- _Directions_
Please find all lines in the data that hold the string "watermark" and copy them.

========================================================================

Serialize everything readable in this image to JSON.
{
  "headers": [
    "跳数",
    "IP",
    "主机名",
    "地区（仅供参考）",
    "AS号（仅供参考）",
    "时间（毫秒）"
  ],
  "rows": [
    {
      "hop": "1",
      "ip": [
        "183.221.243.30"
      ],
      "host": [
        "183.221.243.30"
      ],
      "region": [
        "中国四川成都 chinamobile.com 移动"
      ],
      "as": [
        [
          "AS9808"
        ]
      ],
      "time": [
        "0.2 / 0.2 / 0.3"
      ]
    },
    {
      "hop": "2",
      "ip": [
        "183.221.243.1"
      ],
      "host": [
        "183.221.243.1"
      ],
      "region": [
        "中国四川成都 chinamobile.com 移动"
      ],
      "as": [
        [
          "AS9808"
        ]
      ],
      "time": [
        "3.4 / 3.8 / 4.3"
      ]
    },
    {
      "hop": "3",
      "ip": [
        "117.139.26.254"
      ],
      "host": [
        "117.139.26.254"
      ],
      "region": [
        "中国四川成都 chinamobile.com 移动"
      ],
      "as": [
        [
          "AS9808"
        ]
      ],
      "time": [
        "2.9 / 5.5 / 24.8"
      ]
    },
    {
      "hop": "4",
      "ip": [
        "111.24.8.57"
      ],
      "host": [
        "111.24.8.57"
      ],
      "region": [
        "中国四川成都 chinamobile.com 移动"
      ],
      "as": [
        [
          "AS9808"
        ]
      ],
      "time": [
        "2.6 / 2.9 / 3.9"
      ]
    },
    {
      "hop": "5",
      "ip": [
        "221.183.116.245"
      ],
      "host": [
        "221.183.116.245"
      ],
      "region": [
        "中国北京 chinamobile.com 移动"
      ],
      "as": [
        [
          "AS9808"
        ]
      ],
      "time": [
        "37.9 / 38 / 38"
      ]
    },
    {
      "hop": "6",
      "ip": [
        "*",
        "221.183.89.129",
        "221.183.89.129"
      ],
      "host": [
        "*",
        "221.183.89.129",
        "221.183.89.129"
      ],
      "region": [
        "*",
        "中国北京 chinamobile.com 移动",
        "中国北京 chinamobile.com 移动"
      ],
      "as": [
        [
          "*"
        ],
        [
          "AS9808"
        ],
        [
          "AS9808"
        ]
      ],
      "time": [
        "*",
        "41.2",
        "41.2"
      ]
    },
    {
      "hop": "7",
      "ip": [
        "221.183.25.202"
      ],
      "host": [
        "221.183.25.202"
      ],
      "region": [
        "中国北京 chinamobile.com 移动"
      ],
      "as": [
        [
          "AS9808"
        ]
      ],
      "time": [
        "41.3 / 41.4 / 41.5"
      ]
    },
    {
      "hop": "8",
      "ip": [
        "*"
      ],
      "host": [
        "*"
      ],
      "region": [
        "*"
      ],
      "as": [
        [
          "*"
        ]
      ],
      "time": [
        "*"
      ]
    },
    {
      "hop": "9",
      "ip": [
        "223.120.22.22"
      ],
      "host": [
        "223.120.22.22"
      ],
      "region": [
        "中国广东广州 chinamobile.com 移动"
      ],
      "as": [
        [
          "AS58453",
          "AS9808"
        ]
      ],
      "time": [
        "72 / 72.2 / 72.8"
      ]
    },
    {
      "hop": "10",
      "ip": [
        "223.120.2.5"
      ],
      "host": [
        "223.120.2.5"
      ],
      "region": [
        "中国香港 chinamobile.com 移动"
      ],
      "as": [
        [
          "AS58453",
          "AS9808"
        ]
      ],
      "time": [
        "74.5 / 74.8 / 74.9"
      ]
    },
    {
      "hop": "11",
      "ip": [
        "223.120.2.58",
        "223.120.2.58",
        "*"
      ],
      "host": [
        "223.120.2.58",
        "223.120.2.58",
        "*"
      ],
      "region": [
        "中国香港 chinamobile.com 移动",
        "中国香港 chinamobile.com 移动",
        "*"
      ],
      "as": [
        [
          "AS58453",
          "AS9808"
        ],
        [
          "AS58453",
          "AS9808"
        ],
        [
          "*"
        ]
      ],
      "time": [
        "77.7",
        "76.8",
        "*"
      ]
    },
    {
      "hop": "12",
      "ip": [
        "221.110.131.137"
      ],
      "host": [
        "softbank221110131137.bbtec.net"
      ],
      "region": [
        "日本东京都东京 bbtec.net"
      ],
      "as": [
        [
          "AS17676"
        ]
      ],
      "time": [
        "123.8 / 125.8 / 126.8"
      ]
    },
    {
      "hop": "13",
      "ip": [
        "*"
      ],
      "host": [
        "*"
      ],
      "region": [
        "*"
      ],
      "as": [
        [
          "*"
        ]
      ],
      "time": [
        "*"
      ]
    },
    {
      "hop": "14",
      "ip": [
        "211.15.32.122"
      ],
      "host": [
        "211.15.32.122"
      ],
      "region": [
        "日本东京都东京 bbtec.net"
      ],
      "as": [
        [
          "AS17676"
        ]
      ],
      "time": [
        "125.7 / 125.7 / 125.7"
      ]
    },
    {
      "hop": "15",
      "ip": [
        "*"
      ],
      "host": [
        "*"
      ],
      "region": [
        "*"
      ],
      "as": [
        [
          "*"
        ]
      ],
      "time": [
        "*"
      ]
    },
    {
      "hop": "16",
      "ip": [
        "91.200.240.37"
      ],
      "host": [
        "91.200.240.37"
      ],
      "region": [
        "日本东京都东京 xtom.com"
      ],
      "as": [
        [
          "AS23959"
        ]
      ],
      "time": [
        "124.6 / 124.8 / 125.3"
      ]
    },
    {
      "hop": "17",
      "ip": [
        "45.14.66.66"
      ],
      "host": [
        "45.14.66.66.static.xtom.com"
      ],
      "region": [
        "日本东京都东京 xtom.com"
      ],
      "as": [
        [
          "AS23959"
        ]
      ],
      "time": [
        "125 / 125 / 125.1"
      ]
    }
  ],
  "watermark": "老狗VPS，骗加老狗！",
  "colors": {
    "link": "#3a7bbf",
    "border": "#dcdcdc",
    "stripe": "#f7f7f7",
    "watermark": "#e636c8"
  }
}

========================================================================

- _Exercise result_
  "watermark": "老狗VPS，骗加老狗！",
    "watermark": "#e636c8"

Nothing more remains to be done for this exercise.